As of November 26, 2023, the New York City Human Rights Law makes discrimination on the basis of an individual’s height or weight unlawful.  Accordingly, an employer may not discharge or refuse to hire an individual, or provide an individual with less advantageous terms, conditions, or benefits of employment on the basis of actual or perceived height or weight. Continue Reading New York City Bans Employers from Creating Height and Weight Requirements

On November 17, 2023, Governor Kathy Hochul signed SB 4516, an amendment to N.Y. General Obligations Law §5-336 that prohibits liquidated damages clauses in nondisclosure provisions of settlement agreements involving discrimination, harassment or retaliation claims, and adds additional protections for individuals alleging such claims.  The amendment applies to agreements signed on or after November 17, 2023.Continue Reading New Law in New York State Impacts Settlement Agreements

In 2023, New York State and New York City amended several labor and employment laws about which employers should be aware to ensure that their policies and procedures remain compliant.  For more detailed information, check out the article here.Continue Reading New York State and City Labor and Employment Updates

In January 2020, New Jersey passed significant amendments to the state’s Millville Dallas Airmotive Plant Job Loss Notification Act (the “NJ WARN Act”) that were to go into effect in July 2020.  Due to the COVID-19 pandemic, the effective date was delayed, but on December 19, 2022, the New Jersey legislature passed A-4768, which, when it becomes effective on April 10, 2023, will result in a significant expansion of the NJ WARN Act.Continue Reading WARNing:  Updates to the New Jersey Plant Closing Law Coming Soon

Effective September 18, 2023, employers will be required to comply with a new pay transparency law for jobs that can be performed, at least in part, in the state of New York.

The law is similar to the pay transparency statutes of New York City (see link), Westchester County and Ithaca in that the New York State law requires employers (and any agent thereof, such as an employment agency) to include a good-faith minimum and maximum pay range with any external job advertisements or internal postings for transfers and promotions, that can or will be performed, at least in part, in New York State.  Unlike the local laws, the state law expressly allows the inclusion of a fixed pay rate or salary, as opposed to a range (although the laws that require a range allow for the minimum and maximum to be the same number).  For a commission-based job, the ad or posting may simply state compensation is by commission. Continue Reading New York State Enacts a Pay Transparency Law

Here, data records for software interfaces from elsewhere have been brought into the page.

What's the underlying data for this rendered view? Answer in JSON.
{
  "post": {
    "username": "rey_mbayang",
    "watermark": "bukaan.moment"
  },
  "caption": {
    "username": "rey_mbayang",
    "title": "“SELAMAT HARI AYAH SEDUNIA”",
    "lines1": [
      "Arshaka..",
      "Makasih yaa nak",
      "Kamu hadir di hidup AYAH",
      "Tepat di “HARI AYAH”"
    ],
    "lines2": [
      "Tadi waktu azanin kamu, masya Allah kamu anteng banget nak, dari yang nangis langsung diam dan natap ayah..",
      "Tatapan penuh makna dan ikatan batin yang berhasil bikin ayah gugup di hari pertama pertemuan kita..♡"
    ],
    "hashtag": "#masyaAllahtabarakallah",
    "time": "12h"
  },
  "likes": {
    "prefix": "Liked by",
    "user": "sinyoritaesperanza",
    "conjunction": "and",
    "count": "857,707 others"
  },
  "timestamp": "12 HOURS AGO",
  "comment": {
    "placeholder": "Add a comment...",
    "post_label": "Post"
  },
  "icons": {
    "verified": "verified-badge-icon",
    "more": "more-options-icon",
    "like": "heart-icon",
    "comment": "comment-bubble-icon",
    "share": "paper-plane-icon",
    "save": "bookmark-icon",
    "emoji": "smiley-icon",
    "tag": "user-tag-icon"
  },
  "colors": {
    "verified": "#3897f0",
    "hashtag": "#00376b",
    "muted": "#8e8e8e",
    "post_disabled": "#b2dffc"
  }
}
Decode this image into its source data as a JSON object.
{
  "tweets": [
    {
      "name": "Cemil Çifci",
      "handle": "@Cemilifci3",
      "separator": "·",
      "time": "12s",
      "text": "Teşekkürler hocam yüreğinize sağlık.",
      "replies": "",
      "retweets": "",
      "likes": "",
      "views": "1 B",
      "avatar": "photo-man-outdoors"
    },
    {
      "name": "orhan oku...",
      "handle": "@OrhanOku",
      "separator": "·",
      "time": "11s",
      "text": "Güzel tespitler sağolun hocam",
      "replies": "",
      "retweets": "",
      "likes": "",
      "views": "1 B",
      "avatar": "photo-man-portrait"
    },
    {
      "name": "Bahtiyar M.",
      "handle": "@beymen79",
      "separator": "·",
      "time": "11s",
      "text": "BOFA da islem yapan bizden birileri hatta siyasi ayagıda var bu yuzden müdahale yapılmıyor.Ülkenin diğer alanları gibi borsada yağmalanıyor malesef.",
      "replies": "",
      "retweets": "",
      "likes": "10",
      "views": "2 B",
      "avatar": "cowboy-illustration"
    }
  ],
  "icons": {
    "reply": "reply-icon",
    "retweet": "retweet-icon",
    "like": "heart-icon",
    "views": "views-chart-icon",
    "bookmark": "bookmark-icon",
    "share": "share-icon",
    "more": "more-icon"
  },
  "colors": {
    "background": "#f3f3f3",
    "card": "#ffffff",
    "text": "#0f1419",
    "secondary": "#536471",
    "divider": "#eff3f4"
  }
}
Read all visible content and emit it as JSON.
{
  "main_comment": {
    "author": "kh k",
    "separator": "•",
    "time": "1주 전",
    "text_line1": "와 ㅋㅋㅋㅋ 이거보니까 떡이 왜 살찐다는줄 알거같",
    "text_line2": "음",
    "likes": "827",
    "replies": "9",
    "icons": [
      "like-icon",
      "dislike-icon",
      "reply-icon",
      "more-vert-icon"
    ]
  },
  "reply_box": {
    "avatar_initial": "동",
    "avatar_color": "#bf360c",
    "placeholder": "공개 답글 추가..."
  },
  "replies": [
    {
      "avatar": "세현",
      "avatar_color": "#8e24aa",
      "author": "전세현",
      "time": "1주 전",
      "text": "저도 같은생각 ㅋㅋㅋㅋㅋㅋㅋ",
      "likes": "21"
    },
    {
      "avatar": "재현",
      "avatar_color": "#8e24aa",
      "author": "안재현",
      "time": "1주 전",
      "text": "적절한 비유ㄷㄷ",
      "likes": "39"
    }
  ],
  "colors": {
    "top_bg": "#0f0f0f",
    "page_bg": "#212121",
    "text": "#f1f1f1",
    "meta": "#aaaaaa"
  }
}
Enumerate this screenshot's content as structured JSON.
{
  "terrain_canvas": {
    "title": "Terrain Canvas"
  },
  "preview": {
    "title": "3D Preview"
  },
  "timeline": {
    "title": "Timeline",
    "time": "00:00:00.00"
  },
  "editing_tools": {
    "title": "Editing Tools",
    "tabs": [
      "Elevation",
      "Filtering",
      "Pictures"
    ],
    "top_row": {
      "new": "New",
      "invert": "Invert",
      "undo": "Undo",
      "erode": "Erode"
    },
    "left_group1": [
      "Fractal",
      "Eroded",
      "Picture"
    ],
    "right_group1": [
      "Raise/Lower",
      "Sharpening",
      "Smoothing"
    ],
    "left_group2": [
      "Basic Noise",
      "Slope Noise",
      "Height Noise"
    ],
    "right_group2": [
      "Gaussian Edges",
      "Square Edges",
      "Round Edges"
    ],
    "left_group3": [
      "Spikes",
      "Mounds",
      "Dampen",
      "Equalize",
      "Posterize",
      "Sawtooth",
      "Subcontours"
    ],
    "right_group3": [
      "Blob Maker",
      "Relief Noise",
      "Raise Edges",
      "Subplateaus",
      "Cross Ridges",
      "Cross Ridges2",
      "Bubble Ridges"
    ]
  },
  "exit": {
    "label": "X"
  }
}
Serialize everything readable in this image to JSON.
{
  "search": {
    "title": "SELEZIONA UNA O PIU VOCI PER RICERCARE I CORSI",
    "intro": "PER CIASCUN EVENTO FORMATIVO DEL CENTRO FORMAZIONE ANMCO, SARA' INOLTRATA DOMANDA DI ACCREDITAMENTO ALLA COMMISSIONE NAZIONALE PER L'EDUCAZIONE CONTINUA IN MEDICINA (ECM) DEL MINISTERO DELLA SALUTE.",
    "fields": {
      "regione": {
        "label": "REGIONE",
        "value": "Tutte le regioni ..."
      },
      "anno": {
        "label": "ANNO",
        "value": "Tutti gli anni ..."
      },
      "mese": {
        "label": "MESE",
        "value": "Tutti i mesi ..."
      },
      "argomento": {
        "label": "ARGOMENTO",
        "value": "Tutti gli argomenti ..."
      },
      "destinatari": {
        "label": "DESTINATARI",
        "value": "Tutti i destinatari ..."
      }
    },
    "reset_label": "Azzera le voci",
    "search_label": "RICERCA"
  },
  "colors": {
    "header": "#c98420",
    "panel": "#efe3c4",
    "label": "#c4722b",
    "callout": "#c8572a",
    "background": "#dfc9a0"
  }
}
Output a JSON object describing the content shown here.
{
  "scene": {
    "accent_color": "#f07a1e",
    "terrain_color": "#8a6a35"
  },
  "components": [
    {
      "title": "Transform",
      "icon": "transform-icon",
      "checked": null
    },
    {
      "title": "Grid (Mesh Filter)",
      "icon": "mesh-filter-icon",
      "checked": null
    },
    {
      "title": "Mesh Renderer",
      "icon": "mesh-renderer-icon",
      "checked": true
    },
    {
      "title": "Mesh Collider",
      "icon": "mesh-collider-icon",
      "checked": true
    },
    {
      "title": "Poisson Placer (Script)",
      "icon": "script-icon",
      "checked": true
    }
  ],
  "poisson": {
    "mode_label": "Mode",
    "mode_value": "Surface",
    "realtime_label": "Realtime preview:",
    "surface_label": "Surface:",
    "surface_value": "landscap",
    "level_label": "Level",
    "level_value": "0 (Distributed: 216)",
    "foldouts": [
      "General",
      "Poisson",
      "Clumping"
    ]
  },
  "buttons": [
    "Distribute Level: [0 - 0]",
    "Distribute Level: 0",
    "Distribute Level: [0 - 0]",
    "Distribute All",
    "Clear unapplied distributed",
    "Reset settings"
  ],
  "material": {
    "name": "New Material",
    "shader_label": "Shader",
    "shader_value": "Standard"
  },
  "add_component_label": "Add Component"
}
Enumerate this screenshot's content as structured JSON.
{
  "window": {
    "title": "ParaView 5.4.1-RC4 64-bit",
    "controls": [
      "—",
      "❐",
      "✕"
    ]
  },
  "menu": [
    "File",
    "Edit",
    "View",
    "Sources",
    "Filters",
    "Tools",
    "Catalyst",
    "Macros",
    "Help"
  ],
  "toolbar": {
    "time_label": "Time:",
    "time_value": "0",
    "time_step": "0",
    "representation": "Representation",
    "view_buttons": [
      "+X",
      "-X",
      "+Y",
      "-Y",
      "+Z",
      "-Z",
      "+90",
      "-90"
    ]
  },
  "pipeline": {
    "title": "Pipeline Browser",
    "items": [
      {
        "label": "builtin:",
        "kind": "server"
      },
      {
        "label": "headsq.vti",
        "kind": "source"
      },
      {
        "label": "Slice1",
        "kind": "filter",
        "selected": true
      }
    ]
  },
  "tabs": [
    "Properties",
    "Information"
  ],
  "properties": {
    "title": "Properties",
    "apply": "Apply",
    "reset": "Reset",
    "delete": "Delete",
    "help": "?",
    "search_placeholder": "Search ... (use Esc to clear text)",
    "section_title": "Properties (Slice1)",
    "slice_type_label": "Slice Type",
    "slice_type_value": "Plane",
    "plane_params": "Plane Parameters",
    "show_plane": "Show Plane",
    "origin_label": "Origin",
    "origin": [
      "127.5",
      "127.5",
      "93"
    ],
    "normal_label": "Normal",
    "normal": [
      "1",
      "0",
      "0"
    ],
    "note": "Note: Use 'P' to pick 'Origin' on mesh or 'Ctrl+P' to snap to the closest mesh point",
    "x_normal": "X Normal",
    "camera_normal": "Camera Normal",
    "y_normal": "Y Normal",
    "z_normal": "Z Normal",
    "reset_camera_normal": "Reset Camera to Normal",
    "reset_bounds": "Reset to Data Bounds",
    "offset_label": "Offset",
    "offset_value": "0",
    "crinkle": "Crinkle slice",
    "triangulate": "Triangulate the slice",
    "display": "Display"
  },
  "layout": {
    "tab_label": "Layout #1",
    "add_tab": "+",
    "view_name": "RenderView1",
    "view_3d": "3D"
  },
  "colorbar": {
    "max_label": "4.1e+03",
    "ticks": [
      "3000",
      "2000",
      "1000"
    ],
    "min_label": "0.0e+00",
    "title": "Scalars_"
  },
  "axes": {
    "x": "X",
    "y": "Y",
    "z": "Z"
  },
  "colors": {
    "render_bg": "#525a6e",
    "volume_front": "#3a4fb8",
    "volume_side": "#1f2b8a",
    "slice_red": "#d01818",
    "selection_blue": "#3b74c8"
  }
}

Starting February 19, 2023, employers will not be able to discipline employees for certain types of absences.  Section 215 of the New York Labor Law (NYLL) was amended to prohibit employers from taking adverse action against employees for “any legally protected absence under federal, local, or state law,” including “assessing any demerit, occurrence, or any other point, or deductions from an allotted bank of time, which subjects or could subject an employee to disciplinary action.”  Section 215 currently prohibits retaliation against employees who engage in a variety of protected activity, including making complaints about the employer’s violation of any of the provisions of the New York Labor Law, notably including an employer’s pay practices.Continue Reading New York State Provides Protection for Use of Leaves of Absence

Effective July 14, 2022 (pursuant to legislation amending the New York State Human Rights Law that was signed by New York State Governor Kathy Hochul in March 2022), New York established a telephone hotline that employees can use to report incidents of sexual harassment to the New York State Division of Human Rights.   The hotline number is 800-HARASS-3 ((800) 427-2773) and will be staffed, on a pro bono basis, by NYS attorneys who have expertise in employment law and sexual harassment issues.  The hotline can be called Monday through Friday, 9:00 a.m. to 5:00 p.m.Continue Reading NYS Sexual Harassment Hotline Goes Live